Work task
Please output each entry exactly as it appears.

Input records
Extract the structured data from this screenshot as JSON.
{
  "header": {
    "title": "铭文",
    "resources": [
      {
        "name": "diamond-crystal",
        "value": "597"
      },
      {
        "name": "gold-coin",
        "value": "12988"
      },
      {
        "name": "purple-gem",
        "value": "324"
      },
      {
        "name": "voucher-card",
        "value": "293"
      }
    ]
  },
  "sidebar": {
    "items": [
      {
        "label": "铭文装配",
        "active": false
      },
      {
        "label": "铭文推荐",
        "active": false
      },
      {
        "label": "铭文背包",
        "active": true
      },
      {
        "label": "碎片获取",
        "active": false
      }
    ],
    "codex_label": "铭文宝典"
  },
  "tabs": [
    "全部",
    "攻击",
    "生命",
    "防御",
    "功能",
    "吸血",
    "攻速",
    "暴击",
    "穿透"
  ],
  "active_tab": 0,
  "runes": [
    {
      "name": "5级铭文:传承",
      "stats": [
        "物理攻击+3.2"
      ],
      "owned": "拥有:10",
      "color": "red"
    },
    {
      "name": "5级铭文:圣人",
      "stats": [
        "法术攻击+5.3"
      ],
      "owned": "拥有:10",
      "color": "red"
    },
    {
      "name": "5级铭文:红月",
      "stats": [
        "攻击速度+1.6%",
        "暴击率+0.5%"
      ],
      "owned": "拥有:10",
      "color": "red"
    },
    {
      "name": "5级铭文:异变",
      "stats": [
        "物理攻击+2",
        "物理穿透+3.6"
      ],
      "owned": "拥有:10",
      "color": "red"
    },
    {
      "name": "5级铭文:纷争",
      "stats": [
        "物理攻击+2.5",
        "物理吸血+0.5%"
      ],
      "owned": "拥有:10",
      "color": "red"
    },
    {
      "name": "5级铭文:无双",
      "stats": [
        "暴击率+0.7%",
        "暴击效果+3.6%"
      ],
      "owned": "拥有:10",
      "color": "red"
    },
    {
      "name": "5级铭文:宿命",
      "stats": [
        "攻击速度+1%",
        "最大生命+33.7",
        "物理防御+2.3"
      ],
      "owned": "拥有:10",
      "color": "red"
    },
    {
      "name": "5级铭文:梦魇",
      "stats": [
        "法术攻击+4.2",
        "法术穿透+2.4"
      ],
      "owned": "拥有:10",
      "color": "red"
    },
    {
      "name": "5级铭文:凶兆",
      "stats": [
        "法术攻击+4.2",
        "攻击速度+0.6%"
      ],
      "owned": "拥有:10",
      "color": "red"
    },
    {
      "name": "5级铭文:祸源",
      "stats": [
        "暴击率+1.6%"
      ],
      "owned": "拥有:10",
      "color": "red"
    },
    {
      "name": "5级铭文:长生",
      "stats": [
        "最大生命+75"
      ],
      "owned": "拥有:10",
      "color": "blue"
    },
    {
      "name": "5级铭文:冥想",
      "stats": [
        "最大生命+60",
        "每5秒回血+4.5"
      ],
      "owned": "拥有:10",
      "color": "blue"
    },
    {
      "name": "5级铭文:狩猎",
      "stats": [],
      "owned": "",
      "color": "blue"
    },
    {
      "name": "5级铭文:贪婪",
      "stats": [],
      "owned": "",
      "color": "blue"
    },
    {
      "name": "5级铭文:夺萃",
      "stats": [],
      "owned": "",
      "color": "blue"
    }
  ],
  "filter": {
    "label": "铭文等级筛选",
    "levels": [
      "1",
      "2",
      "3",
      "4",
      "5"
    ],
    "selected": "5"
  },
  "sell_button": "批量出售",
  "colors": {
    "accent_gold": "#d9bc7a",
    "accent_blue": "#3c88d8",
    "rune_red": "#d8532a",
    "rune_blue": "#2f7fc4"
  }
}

Answer box
Extract the structured data from this screenshot as JSON.
{
  "header": {
    "title": "铭文",
    "resources": [
      {
        "name": "diamond-crystal",
        "value": "597"
      },
      {
        "name": "gold-coin",
        "value": "12988"
      },
      {
        "name": "purple-gem",
        "value": "324"
      },
      {
        "name": "voucher-card",
        "value": "293"
      }
    ]
  },
  "sidebar": {
    "items": [
      {
        "label": "铭文装配",
        "active": false
      },
      {
        "label": "铭文推荐",
        "active": false
      },
      {
        "label": "铭文背包",
        "active": true
      },
      {
        "label": "碎片获取",
        "active": false
      }
    ],
    "codex_label": "铭文宝典"
  },
  "tabs": [
    "全部",
    "攻击",
    "生命",
    "防御",
    "功能",
    "吸血",
    "攻速",
    "暴击",
    "穿透"
  ],
  "active_tab": 0,
  "runes": [
    {
      "name": "5级铭文:传承",
      "stats": [
        "物理攻击+3.2"
      ],
      "owned": "拥有:10",
      "color": "red"
    },
    {
      "name": "5级铭文:圣人",
      "stats": [
        "法术攻击+5.3"
      ],
      "owned": "拥有:10",
      "color": "red"
    },
    {
      "name": "5级铭文:红月",
      "stats": [
        "攻击速度+1.6%",
        "暴击率+0.5%"
      ],
      "owned": "拥有:10",
      "color": "red"
    },
    {
      "name": "5级铭文:异变",
      "stats": [
        "物理攻击+2",
        "物理穿透+3.6"
      ],
      "owned": "拥有:10",
      "color": "red"
    },
    {
      "name": "5级铭文:纷争",
      "stats": [
        "物理攻击+2.5",
        "物理吸血+0.5%"
      ],
      "owned": "拥有:10",
      "color": "red"
    },
    {
      "name": "5级铭文:无双",
      "stats": [
        "暴击率+0.7%",
        "暴击效果+3.6%"
      ],
      "owned": "拥有:10",
      "color": "red"
    },
    {
      "name": "5级铭文:宿命",
      "stats": [
        "攻击速度+1%",
        "最大生命+33.7",
        "物理防御+2.3"
      ],
      "owned": "拥有:10",
      "color": "red"
    },
    {
      "name": "5级铭文:梦魇",
      "stats": [
        "法术攻击+4.2",
        "法术穿透+2.4"
      ],
      "owned": "拥有:10",
      "color": "red"
    },
    {
      "name": "5级铭文:凶兆",
      "stats": [
        "法术攻击+4.2",
        "攻击速度+0.6%"
      ],
      "owned": "拥有:10",
      "color": "red"
    },
    {
      "name": "5级铭文:祸源",
      "stats": [
        "暴击率+1.6%"
      ],
      "owned": "拥有:10",
      "color": "red"
    },
    {
      "name": "5级铭文:长生",
      "stats": [
        "最大生命+75"
      ],
      "owned": "拥有:10",
      "color": "blue"
    },
    {
      "name": "5级铭文:冥想",
      "stats": [
        "最大生命+60",
        "每5秒回血+4.5"
      ],
      "owned": "拥有:10",
      "color": "blue"
    },
    {
      "name": "5级铭文:狩猎",
      "stats": [],
      "owned": "",
      "color": "blue"
    },
    {
      "name": "5级铭文:贪婪",
      "stats": [],
      "owned": "",
      "color": "blue"
    },
    {
      "name": "5级铭文:夺萃",
      "stats": [],
      "owned": "",
      "color": "blue"
    }
  ],
  "filter": {
    "label": "铭文等级筛选",
    "levels": [
      "1",
      "2",
      "3",
      "4",
      "5"
    ],
    "selected": "5"
  },
  "sell_button": "批量出售",
  "colors": {
    "accent_gold": "#d9bc7a",
    "accent_blue": "#3c88d8",
    "rune_red": "#d8532a",
    "rune_blue": "#2f7fc4"
  }
}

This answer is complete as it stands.